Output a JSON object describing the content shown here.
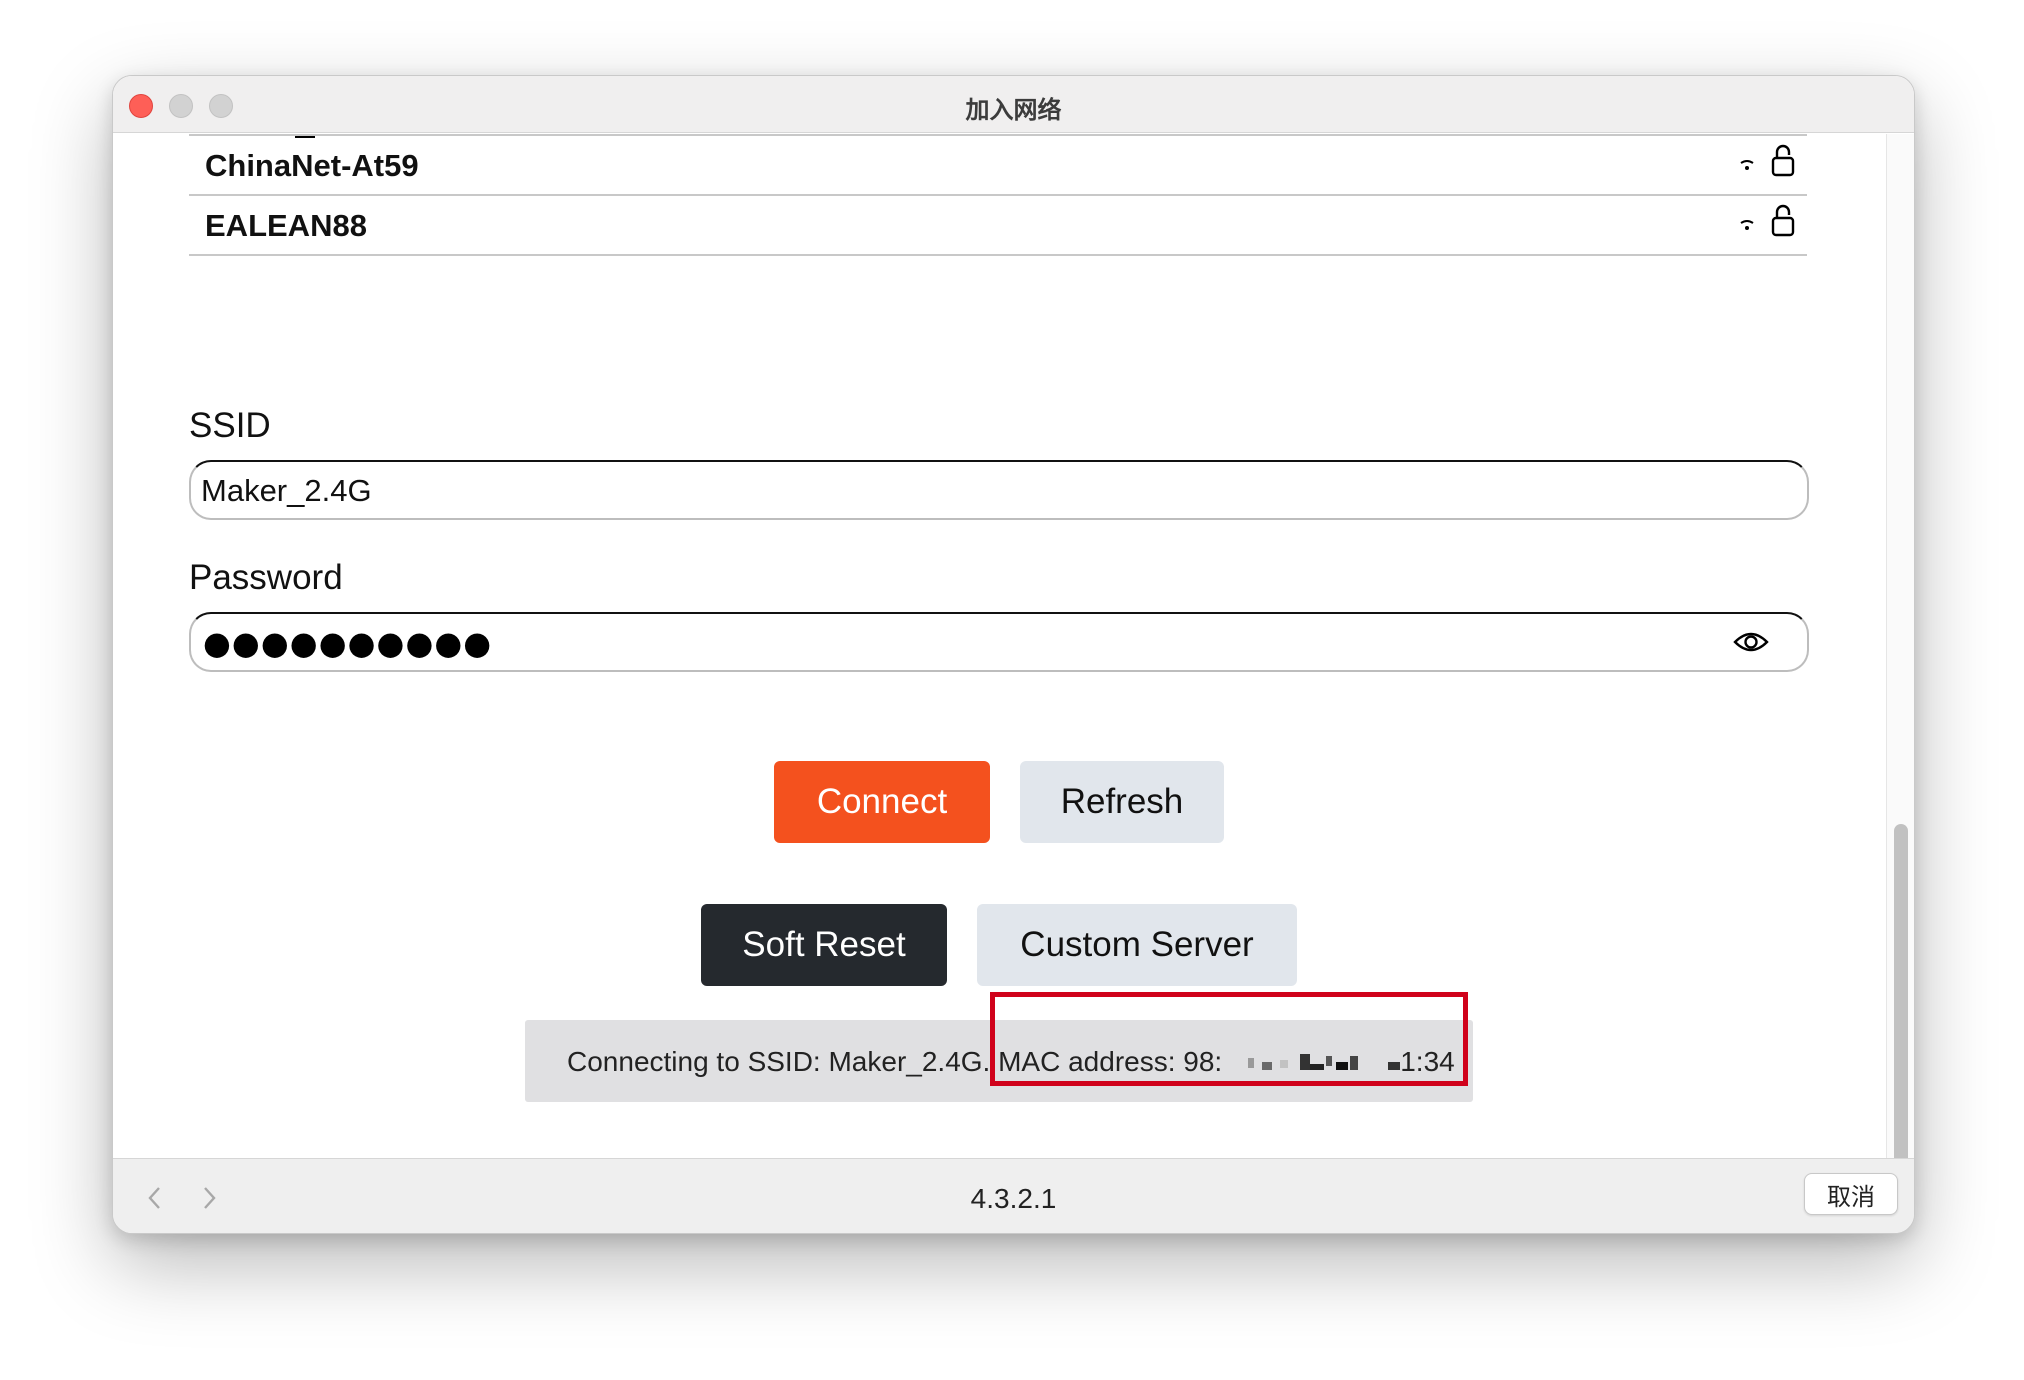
{
  "window": {
    "title": "加入网络"
  },
  "networks": [
    {
      "name": "ChinaNet-At59",
      "secured": true,
      "signal_icon": "wifi-icon"
    },
    {
      "name": "EALEAN88",
      "secured": true,
      "signal_icon": "wifi-icon"
    }
  ],
  "form": {
    "ssid_label": "SSID",
    "ssid_value": "Maker_2.4G",
    "password_label": "Password",
    "password_masked": "●●●●●●●●●●"
  },
  "buttons": {
    "connect": "Connect",
    "refresh": "Refresh",
    "soft_reset": "Soft Reset",
    "custom_server": "Custom Server"
  },
  "status": {
    "text_prefix": "Connecting to SSID: Maker_2.4G.",
    "mac_label": "MAC address: 98:",
    "mac_suffix": "1:34"
  },
  "footer": {
    "version": "4.3.2.1",
    "cancel": "取消"
  },
  "colors": {
    "connect": "#f4511e",
    "soft_reset": "#25292e",
    "secondary": "#e1e6ec",
    "highlight": "#d0021b"
  }
}
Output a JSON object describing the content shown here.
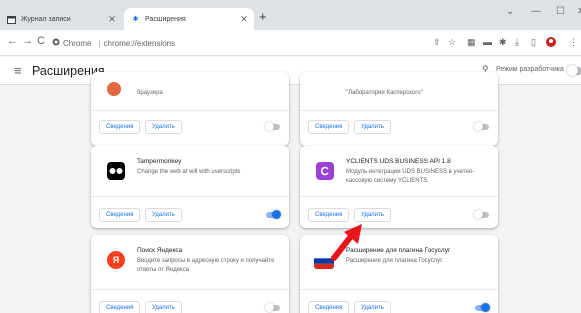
{
  "browser": {
    "tabs": [
      {
        "title": "Журнал записи",
        "active": false,
        "icon": "calendar-icon"
      },
      {
        "title": "Расширения",
        "active": true,
        "icon": "puzzle-icon"
      }
    ],
    "omnibox": {
      "scheme_label": "Chrome",
      "path": "chrome://extensions"
    }
  },
  "header": {
    "title": "Расширения",
    "dev_mode_label": "Режим разработчика",
    "dev_mode_enabled": false
  },
  "buttons": {
    "details": "Сведения",
    "remove": "Удалить"
  },
  "extensions": [
    {
      "name": "",
      "desc": "браузера",
      "enabled": false,
      "icon_color": "#e0673f"
    },
    {
      "name": "",
      "desc": "\"Лаборатории Касперского\"",
      "enabled": false,
      "icon_color": "#00a88e"
    },
    {
      "name": "Tampermonkey",
      "desc": "Change the web at will with userscripts",
      "enabled": true,
      "icon_color": "#000000"
    },
    {
      "name": "YCLIENTS UDS BUSINESS API 1.8",
      "desc": "Модуль интеграции UDS BUSINESS в учетно-кассовую систему YCLIENTS.",
      "enabled": false,
      "icon_color": "#9b3fd6"
    },
    {
      "name": "Поиск Яндекса",
      "desc": "Вводите запросы в адресную строку и получайте ответы от Яндекса",
      "enabled": false,
      "icon_color": "#fc3f1d",
      "icon_letter": "Я"
    },
    {
      "name": "Расширение для плагина Госуслуг",
      "desc": "Расширение для плагина Госуслуг.",
      "enabled": true,
      "icon_color": "#d52b1e"
    }
  ],
  "colors": {
    "accent": "#1a73e8",
    "arrow": "#e8161b"
  }
}
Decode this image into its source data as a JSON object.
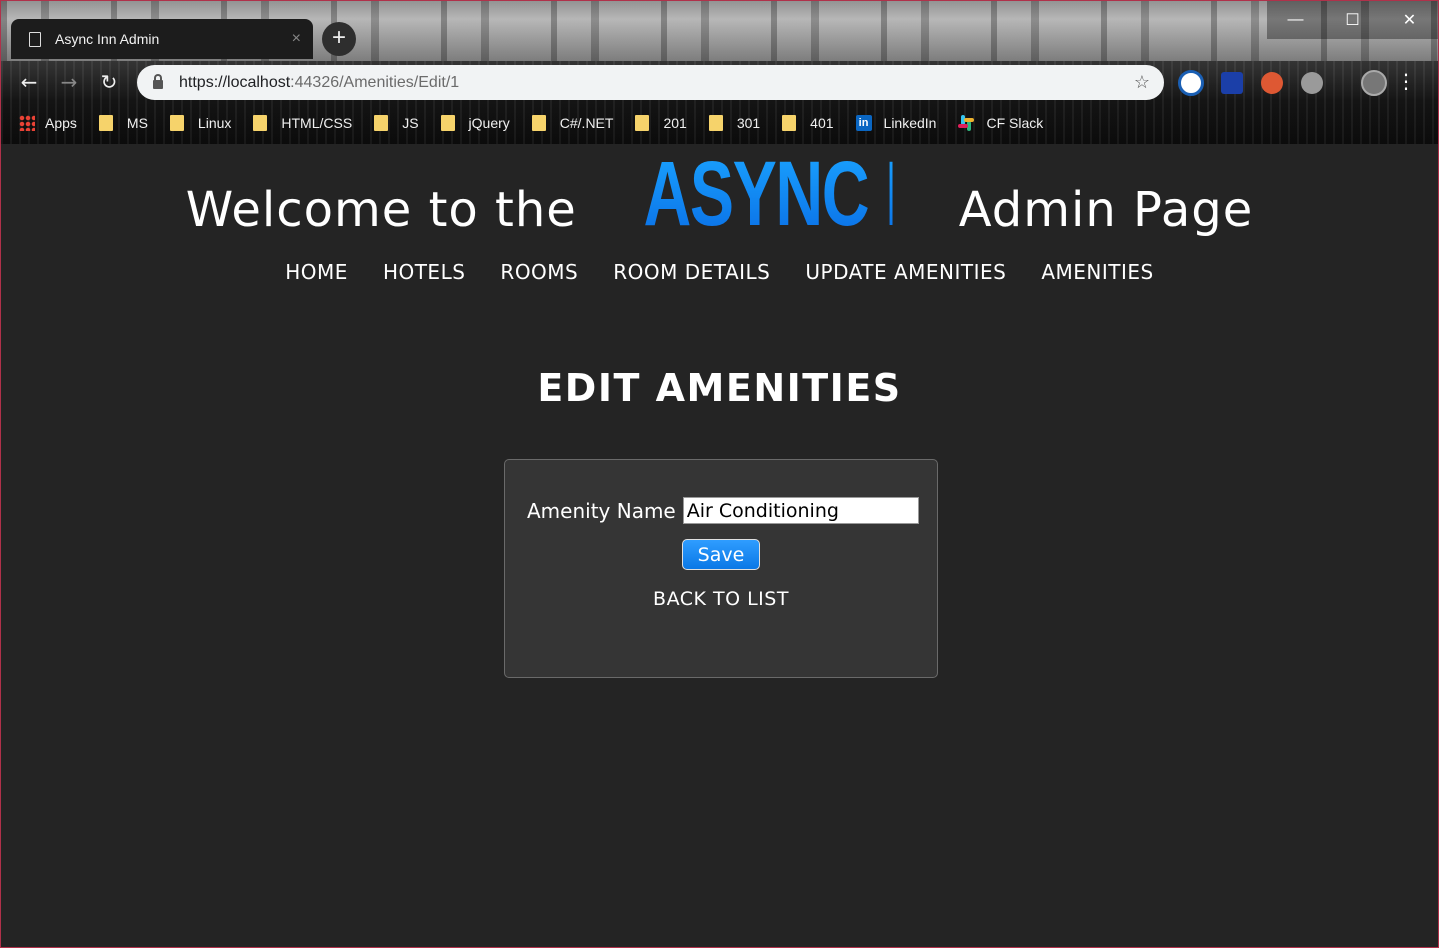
{
  "browser": {
    "tab_title": "Async Inn Admin",
    "tab_close": "×",
    "new_tab": "+",
    "url_host": "https://localhost",
    "url_path": ":44326/Amenities/Edit/1",
    "window_controls": {
      "minimize": "—",
      "maximize": "☐",
      "close": "✕"
    },
    "nav": {
      "back": "←",
      "forward": "→",
      "reload": "↻"
    },
    "star": "☆",
    "menu": "⋮",
    "bookmarks": [
      {
        "label": "Apps",
        "icon": "apps-grid-icon"
      },
      {
        "label": "MS",
        "icon": "folder-icon"
      },
      {
        "label": "Linux",
        "icon": "folder-icon"
      },
      {
        "label": "HTML/CSS",
        "icon": "folder-icon"
      },
      {
        "label": "JS",
        "icon": "folder-icon"
      },
      {
        "label": "jQuery",
        "icon": "folder-icon"
      },
      {
        "label": "C#/.NET",
        "icon": "folder-icon"
      },
      {
        "label": "201",
        "icon": "folder-icon"
      },
      {
        "label": "301",
        "icon": "folder-icon"
      },
      {
        "label": "401",
        "icon": "folder-icon"
      },
      {
        "label": "LinkedIn",
        "icon": "linkedin-icon"
      },
      {
        "label": "CF Slack",
        "icon": "slack-icon"
      }
    ]
  },
  "header": {
    "welcome_prefix": "Welcome to the",
    "brand": "ASYNC INN",
    "welcome_suffix": "Admin Page",
    "brand_color": "#1a8cff"
  },
  "nav": {
    "home": "HOME",
    "hotels": "HOTELS",
    "rooms": "ROOMS",
    "room_details": "ROOM DETAILS",
    "update_amenities": "UPDATE AMENITIES",
    "amenities": "AMENITIES"
  },
  "main": {
    "title": "EDIT AMENITIES",
    "form": {
      "label": "Amenity Name",
      "value": "Air Conditioning",
      "save": "Save",
      "back": "BACK TO LIST"
    }
  },
  "colors": {
    "page_bg": "#242424",
    "card_bg": "#353535",
    "button": "#0a78e6"
  }
}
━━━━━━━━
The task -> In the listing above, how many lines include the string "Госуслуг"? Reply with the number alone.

Task result -> 2